Biotin, or vitamin B7, is a water-soluble B vitamin that’s a popular ingredient in hair growth and care products.
While biotin isn’t a proven, FDA-approved treatment for preventing male pattern baldness like finasteride or minoxidil, there’s some evidence that it can help to promote healthy hair growth, particularly in people who are biotin deficient.
We’ve covered most of this in our guide to biotin for hair growth and health, which looks at the most current research on biotin’s benefits.
Since biotin is a supplement rather than an FDA-approved medication, there are no guidelines regarding how much to take per day — although there are recommendations from credible sources like the Food and Nutrition Board (FND) at the National Academies of Sciences, Engineering, and Medicine.
This lack of concrete information can make it confusing and difficult to work out how to incorporate biotin into your hair care and hair loss prevention routine.
Below, we’ve looked at the data to work out how much biotin you should take per day for ideal hair health. We’ve also listed some of the risks of taking too much biotin, from side effects to a range of issues biotin can cause with certain lab tests.
Currently, there’s no FDA recommended dietary allowance (RDA) for biotin, meaning there’s no widely accepted recommended daily dose.
Biotin is taken from the foods we eat by the microflora of the large intestine.
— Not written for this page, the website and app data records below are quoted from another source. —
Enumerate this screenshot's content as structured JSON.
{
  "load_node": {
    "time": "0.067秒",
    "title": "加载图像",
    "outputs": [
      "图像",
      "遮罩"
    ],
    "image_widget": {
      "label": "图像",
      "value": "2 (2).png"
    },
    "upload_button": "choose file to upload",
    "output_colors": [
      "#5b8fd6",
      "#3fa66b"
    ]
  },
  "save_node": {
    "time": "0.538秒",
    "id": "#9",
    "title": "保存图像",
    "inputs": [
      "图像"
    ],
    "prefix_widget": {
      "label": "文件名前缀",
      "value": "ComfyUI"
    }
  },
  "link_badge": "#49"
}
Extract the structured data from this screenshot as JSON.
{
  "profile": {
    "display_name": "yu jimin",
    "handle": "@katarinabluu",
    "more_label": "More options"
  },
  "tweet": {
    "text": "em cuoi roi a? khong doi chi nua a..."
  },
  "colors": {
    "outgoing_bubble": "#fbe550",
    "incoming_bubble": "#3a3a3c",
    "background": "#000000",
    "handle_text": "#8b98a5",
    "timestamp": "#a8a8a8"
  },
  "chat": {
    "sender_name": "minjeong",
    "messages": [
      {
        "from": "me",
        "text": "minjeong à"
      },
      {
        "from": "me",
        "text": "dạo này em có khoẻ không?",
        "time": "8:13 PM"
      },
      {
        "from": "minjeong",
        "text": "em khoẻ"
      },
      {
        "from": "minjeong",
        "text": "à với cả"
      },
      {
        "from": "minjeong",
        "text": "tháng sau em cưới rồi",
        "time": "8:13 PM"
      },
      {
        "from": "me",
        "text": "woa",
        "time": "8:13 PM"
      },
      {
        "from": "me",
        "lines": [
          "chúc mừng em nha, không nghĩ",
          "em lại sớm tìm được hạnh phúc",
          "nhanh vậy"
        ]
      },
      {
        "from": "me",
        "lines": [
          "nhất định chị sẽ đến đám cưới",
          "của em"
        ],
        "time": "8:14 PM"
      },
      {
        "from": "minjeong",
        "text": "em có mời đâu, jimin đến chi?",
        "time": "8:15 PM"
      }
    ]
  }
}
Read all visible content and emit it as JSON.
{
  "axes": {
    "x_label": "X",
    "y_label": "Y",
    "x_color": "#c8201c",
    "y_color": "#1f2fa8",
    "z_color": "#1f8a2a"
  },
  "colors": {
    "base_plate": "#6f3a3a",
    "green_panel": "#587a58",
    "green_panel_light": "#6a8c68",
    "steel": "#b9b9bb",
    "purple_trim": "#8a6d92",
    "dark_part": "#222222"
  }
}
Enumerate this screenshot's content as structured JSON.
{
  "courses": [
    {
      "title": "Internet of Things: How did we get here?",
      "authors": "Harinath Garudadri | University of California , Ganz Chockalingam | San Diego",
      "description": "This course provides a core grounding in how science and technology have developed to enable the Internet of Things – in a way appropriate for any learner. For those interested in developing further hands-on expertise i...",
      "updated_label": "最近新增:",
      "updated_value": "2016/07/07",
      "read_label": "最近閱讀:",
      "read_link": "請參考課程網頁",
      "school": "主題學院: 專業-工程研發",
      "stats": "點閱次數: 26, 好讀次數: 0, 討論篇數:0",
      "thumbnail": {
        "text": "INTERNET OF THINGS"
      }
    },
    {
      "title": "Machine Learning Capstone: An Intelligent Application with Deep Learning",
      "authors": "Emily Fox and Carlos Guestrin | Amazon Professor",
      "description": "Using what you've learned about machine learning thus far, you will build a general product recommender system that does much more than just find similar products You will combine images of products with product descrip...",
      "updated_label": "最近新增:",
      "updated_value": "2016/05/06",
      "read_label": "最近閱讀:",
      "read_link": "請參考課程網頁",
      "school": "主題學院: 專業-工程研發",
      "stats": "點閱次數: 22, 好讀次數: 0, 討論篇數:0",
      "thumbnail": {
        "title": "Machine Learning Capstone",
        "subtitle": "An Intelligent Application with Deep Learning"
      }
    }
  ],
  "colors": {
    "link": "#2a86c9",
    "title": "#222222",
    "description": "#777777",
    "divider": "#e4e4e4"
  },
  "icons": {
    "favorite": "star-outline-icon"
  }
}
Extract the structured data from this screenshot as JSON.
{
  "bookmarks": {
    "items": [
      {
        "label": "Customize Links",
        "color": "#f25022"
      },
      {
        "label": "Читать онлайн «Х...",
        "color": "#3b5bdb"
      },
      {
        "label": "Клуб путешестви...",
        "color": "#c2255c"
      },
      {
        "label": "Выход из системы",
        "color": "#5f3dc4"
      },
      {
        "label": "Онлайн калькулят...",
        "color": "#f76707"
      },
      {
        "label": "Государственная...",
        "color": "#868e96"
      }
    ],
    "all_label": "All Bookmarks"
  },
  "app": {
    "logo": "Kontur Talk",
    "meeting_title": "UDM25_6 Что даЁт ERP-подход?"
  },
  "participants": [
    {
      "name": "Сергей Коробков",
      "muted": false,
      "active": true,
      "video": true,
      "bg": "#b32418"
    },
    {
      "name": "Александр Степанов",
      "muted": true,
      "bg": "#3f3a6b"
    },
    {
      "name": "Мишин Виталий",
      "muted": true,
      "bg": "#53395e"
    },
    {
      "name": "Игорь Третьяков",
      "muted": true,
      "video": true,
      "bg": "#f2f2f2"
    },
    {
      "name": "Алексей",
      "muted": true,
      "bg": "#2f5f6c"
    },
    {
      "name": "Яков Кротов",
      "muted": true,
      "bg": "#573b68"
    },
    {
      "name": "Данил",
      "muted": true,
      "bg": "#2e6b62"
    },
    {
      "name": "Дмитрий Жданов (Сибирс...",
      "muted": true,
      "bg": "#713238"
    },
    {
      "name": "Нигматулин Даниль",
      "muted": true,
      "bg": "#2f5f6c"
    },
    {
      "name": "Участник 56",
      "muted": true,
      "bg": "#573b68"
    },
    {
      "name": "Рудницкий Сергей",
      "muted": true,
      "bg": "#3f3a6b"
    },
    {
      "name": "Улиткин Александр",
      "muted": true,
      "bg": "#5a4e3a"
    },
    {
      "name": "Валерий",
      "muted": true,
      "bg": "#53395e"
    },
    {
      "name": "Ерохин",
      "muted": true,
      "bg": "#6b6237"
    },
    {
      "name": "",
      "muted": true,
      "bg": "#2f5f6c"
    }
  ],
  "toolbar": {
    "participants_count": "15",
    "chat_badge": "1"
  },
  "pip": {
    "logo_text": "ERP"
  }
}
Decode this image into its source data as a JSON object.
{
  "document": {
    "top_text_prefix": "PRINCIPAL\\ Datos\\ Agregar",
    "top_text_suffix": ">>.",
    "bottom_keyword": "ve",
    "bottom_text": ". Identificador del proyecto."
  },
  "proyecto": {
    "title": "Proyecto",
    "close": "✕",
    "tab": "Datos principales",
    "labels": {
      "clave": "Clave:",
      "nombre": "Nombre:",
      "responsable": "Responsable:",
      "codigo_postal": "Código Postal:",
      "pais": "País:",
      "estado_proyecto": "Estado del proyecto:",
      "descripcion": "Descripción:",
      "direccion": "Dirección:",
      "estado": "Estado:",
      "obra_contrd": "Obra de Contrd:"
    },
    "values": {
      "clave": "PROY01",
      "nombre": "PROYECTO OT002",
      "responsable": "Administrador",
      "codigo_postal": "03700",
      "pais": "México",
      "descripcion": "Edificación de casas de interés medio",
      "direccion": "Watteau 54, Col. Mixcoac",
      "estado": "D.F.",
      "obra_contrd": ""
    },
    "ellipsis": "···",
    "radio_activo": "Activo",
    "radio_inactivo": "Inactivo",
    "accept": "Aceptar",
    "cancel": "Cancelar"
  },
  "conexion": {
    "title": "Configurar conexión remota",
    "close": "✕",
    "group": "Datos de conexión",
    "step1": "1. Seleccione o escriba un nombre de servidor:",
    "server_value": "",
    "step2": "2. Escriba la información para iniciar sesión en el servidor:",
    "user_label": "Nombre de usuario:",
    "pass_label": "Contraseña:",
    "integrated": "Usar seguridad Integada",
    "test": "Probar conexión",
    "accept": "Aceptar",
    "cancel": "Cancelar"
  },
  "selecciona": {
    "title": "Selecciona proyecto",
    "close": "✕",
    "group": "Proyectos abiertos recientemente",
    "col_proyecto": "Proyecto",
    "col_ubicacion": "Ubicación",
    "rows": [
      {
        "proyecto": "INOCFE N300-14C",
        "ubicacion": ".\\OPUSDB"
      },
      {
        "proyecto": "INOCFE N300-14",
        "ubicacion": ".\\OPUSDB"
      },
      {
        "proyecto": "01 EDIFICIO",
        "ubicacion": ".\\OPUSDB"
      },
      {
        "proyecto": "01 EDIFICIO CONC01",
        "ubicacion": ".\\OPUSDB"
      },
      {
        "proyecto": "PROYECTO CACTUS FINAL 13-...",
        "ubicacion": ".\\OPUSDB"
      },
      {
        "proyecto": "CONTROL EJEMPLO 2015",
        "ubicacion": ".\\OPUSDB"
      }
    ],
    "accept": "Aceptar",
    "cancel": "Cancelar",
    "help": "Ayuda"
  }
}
Most people produce enough biotin through their digestive system to avoid the need for supplementation, meaning there’s no essential minimum dose of biotin — only recommended doses.
Because of this, biotin supplementation is usually only necessary if you’ve been diagnosed with a biotin deficiency. However, it’s common and safe to take a small daily dose of biotin to prevent biotin deficiency and potentially promote hair health.
The National Institutes of Health recommends a biotin dose of 20 to 30 micrograms (mcg) per day for teenagers and adults to prevent biotin deficiency.
If you’ve been diagnosed with a biotin deficiency, follow the treatment dose provided by your healthcare provider. Treatment doses of biotin can vary based on a person’s age and the severity of their biotin deficiency.
The Mayo Clinic states that no side effects have been reported for biotin in amounts of up to 10 milligrams (10,000 mcg) per day. This is double the amount of biotin that’s included in our biotin gummy vitamins.
The Office of Dietary Supplements (ODS), part of the National Institutes of Health, reports that studies of even higher doses of biotin, including studies of biotin at doses of 10mg to 50mg per day, have not produced any symptoms of toxicity.
With this said, it’s still important not to take too much biotin.
Unless you’ve been prescribed biotin at a specific dose by your doctor to treat a deficiency, stick to the recommended dose provided by your biotin supplement.
There’s evidence to suggest that high intake of biotin supplements could potentially interfere with several lab tests.
Specifically, daily use of high doses of biotin supplements has been linked to inaccurate readings for lab tests used to measure certain hormone levels, including thyroid hormone. This has resulted in some biotin users receiving test results that falsely indicate hyperthyroidism or Graves' disease.
Use of biotin supplements has also been linked to falsely low results on troponin tests, which are often used to diagnose stroke, heart attack and other cardiovascular conditions.
Because of this, the FDA recommends healthcare professionals ask patients about their use of biotin if their lab test results are unusual. If you use biotin supplements, it’s important to let your doctor know ahead of time if you’re going to receive any type of blood test.
Biotin supplements are safe and may be effective at treating certain forms of hair loss. However, like with other supplements, it’s important to use them responsibly to make sure you don’t affect your health and wellbeing.
If you take a biotin supplement such as our biotin gummy vitamins, make sure you don’t exceed the recommended serving size. If you’re concerned about using biotin, or believe that you have a biotin deficiency, contact your doctor for personalized advice and assistance.